I am a Colorado native. More specifically, I am currently living where I was raised (English teachers say you 'raise' cows and chickens and 'rear' children--I was raised). So over the years, I have come to understand that Colorado natives should not be surprised by our ever-changing weather, particularly in the springtime.
Right now, as I look out my window, it's snowing and the wind is gusting over 50 miles an hour. This morning it was 70 degrees at 9 a.m. We attended church and a social function this afternoon, and upon returning home at 4 p.m., it was 44 degrees. That's, what, a 26-degree drop in seven hours? I almost didn't take a coat with me this morning when we left the house, but then I remembered I do live in Colorado. It once snowed on July 4th while we were at a rodeo. This was in southeastern Colorado, not in the mountains where it really never is summer.
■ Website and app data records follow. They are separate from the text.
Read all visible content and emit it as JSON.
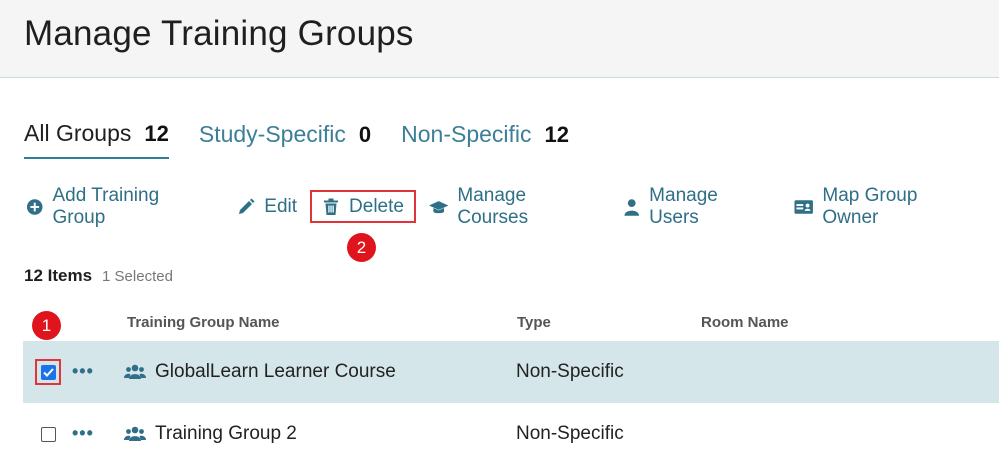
{
  "page": {
    "title": "Manage Training Groups"
  },
  "tabs": [
    {
      "label": "All Groups",
      "count": "12",
      "active": true
    },
    {
      "label": "Study-Specific",
      "count": "0",
      "active": false
    },
    {
      "label": "Non-Specific",
      "count": "12",
      "active": false
    }
  ],
  "toolbar": {
    "add_label": "Add Training Group",
    "edit_label": "Edit",
    "delete_label": "Delete",
    "manage_courses_label": "Manage Courses",
    "manage_users_label": "Manage Users",
    "map_owner_label": "Map Group Owner"
  },
  "callouts": {
    "one": "1",
    "two": "2"
  },
  "list": {
    "items_label": "12 Items",
    "selected_label": "1 Selected",
    "columns": [
      "Training Group Name",
      "Type",
      "Room Name"
    ],
    "rows": [
      {
        "name": "GlobalLearn Learner Course",
        "type": "Non-Specific",
        "room": "",
        "checked": true
      },
      {
        "name": "Training Group 2",
        "type": "Non-Specific",
        "room": "",
        "checked": false
      }
    ]
  },
  "colors": {
    "accent": "#2f6f87",
    "highlight": "#d5e6ea",
    "callout": "#e0141d",
    "checkbox": "#1a73e8"
  },
  "icons": [
    "plus-circle-icon",
    "pencil-icon",
    "trash-icon",
    "graduation-cap-icon",
    "user-icon",
    "id-card-icon",
    "more-icon",
    "users-icon"
  ]
}
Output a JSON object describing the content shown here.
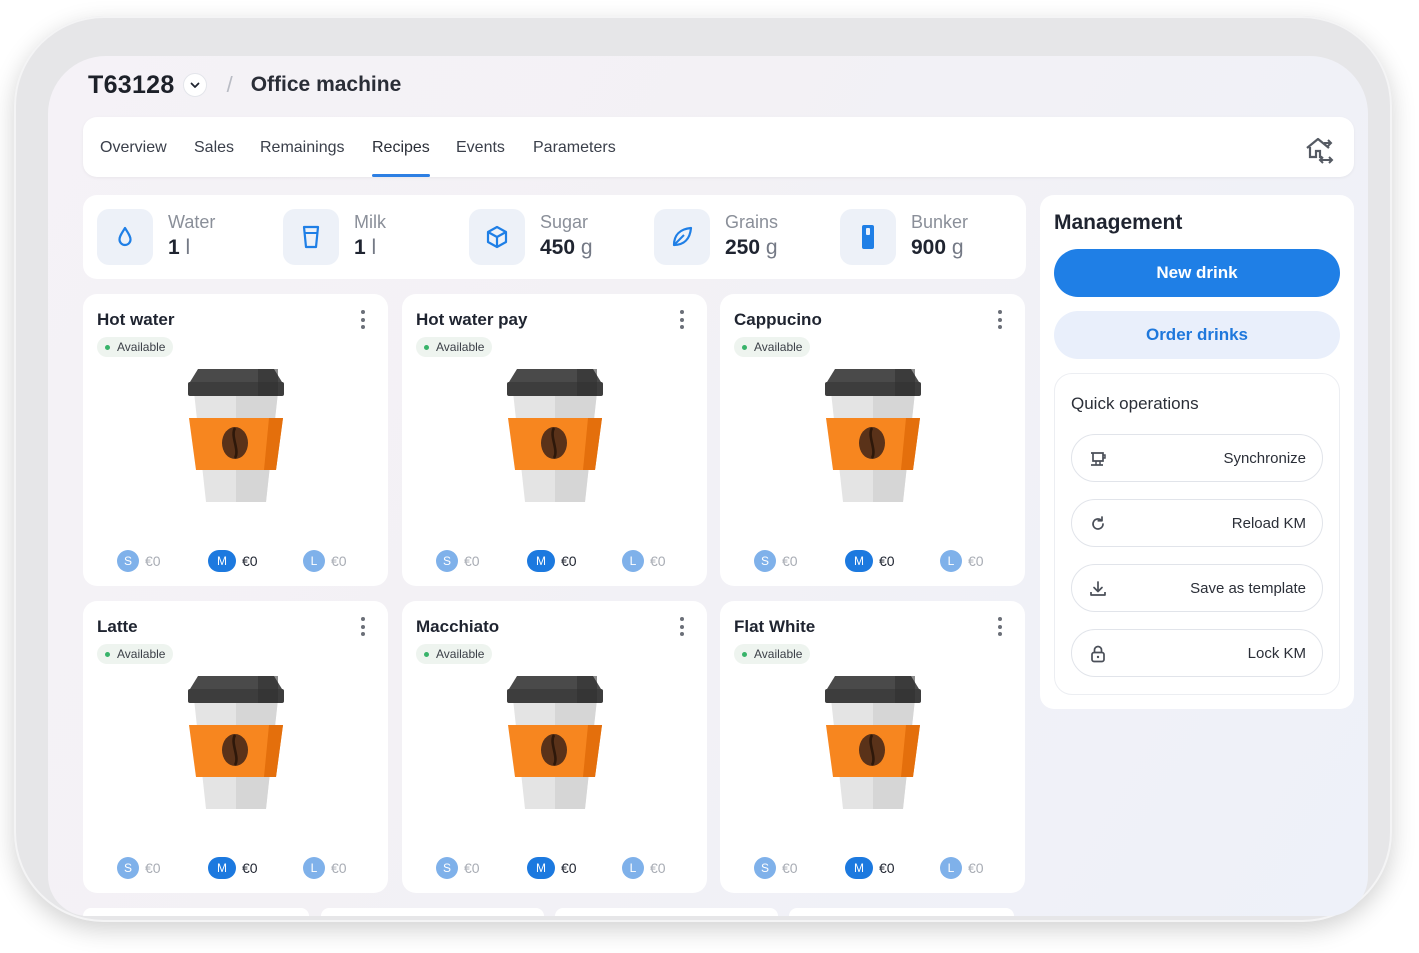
{
  "header": {
    "machine_id": "T63128",
    "separator": "/",
    "machine_name": "Office machine"
  },
  "tabs": [
    {
      "label": "Overview"
    },
    {
      "label": "Sales"
    },
    {
      "label": "Remainings"
    },
    {
      "label": "Recipes",
      "active": true
    },
    {
      "label": "Events"
    },
    {
      "label": "Parameters"
    }
  ],
  "stats": [
    {
      "label": "Water",
      "value": "1",
      "unit": "l",
      "icon": "water-drop-icon"
    },
    {
      "label": "Milk",
      "value": "1",
      "unit": "l",
      "icon": "glass-icon"
    },
    {
      "label": "Sugar",
      "value": "450",
      "unit": "g",
      "icon": "cube-icon"
    },
    {
      "label": "Grains",
      "value": "250",
      "unit": "g",
      "icon": "leaf-icon"
    },
    {
      "label": "Bunker",
      "value": "900",
      "unit": "g",
      "icon": "bunker-icon"
    }
  ],
  "drinks": [
    {
      "name": "Hot water",
      "status": "Available",
      "sizes": [
        {
          "size": "S",
          "price": "€0"
        },
        {
          "size": "M",
          "price": "€0"
        },
        {
          "size": "L",
          "price": "€0"
        }
      ]
    },
    {
      "name": "Hot water pay",
      "status": "Available",
      "sizes": [
        {
          "size": "S",
          "price": "€0"
        },
        {
          "size": "M",
          "price": "€0"
        },
        {
          "size": "L",
          "price": "€0"
        }
      ]
    },
    {
      "name": "Cappucino",
      "status": "Available",
      "sizes": [
        {
          "size": "S",
          "price": "€0"
        },
        {
          "size": "M",
          "price": "€0"
        },
        {
          "size": "L",
          "price": "€0"
        }
      ]
    },
    {
      "name": "Latte",
      "status": "Available",
      "sizes": [
        {
          "size": "S",
          "price": "€0"
        },
        {
          "size": "M",
          "price": "€0"
        },
        {
          "size": "L",
          "price": "€0"
        }
      ]
    },
    {
      "name": "Macchiato",
      "status": "Available",
      "sizes": [
        {
          "size": "S",
          "price": "€0"
        },
        {
          "size": "M",
          "price": "€0"
        },
        {
          "size": "L",
          "price": "€0"
        }
      ]
    },
    {
      "name": "Flat White",
      "status": "Available",
      "sizes": [
        {
          "size": "S",
          "price": "€0"
        },
        {
          "size": "M",
          "price": "€0"
        },
        {
          "size": "L",
          "price": "€0"
        }
      ]
    }
  ],
  "selected_size": "M",
  "management": {
    "title": "Management",
    "new_drink": "New drink",
    "order_drinks": "Order drinks",
    "quick_title": "Quick operations",
    "quick": [
      {
        "label": "Synchronize",
        "icon": "coffee-machine-icon"
      },
      {
        "label": "Reload KM",
        "icon": "reload-icon"
      },
      {
        "label": "Save as template",
        "icon": "download-icon"
      },
      {
        "label": "Lock KM",
        "icon": "lock-icon"
      }
    ]
  },
  "colors": {
    "accent": "#1f7fe6",
    "status_ok": "#38b36a",
    "cup_orange": "#f7861f"
  }
}
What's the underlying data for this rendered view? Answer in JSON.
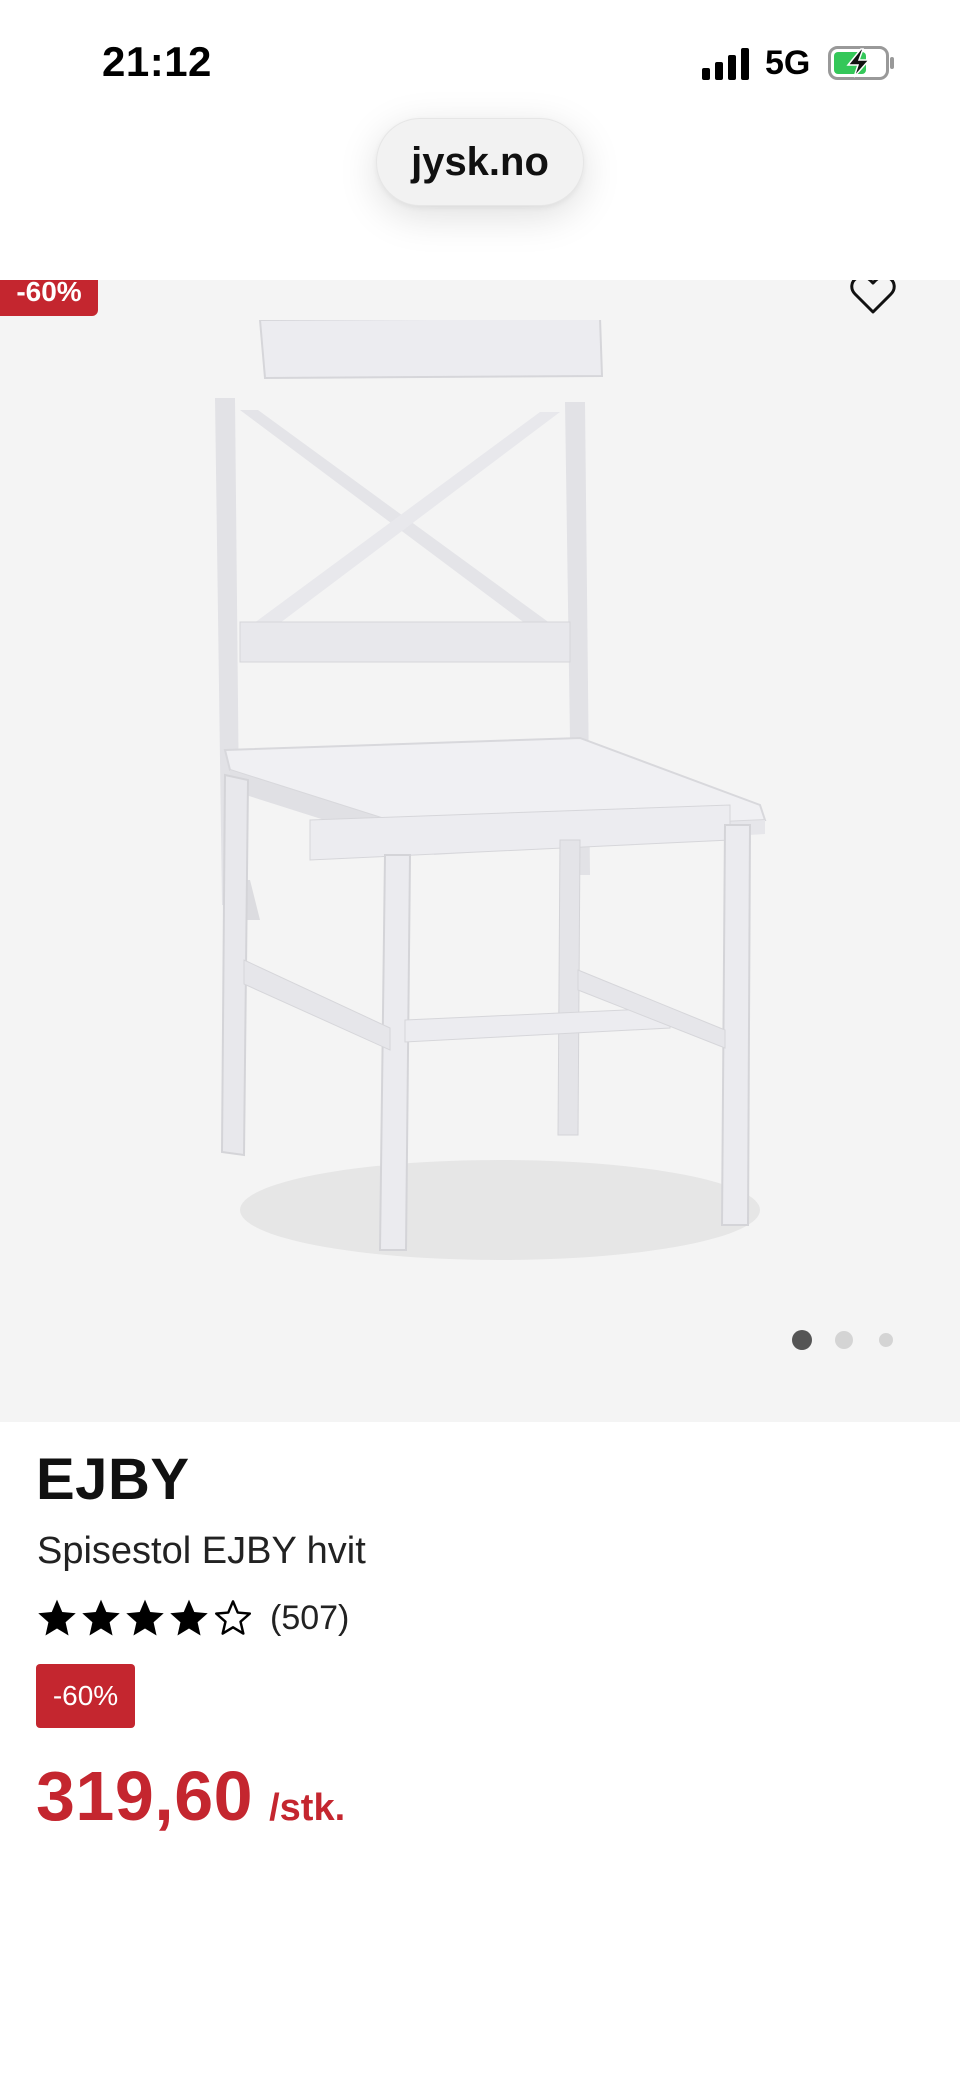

During calving season, I have had to move baby calves out of a raging snowstorm and put them behind windbreaks for protection. But I don't ever remember having to pick up a newborn and move it out of a sand-blasting dirt storm--happened one day last week. That would be the same day that three wildland fires were burning out of control to the south, east, and north of us. That, too, is very unnerving. It seems as though the whole state is on fire. Right now there are two wildland fires burning out of control south of here. One is only 30 miles away, the other near the Kansas border, but they have had to evacuate that nearby town.
Tomorrow the high temperature is supposed to be in the mid-40's. By Wednesday, the high will push 70. We'll have our windows open again and be basking in the sun, all the while fighting "breezy" conditions. Out here, if it's going to be hurricane-force windy, the weatherman doesn't even bother mentioning it any more in the forecast. But if it's only going to be "breezy", he'll say it will be windy. We natives know of what he speaks.
Last week we were reveling in eight inches of wet snow that had melted before mid-morning. It left behind approximately four-tenths of an inch of moisture. That's great for the green grass that is yearning to pop out of its winter doldrums. Eighty mile per hour winds do not aid the growth of green grass.
So, having said that, if I can figure out all this technology, I'll post some photos with this showing the severe weather differences in a week--heck, even in one day. The natives know of what I speak!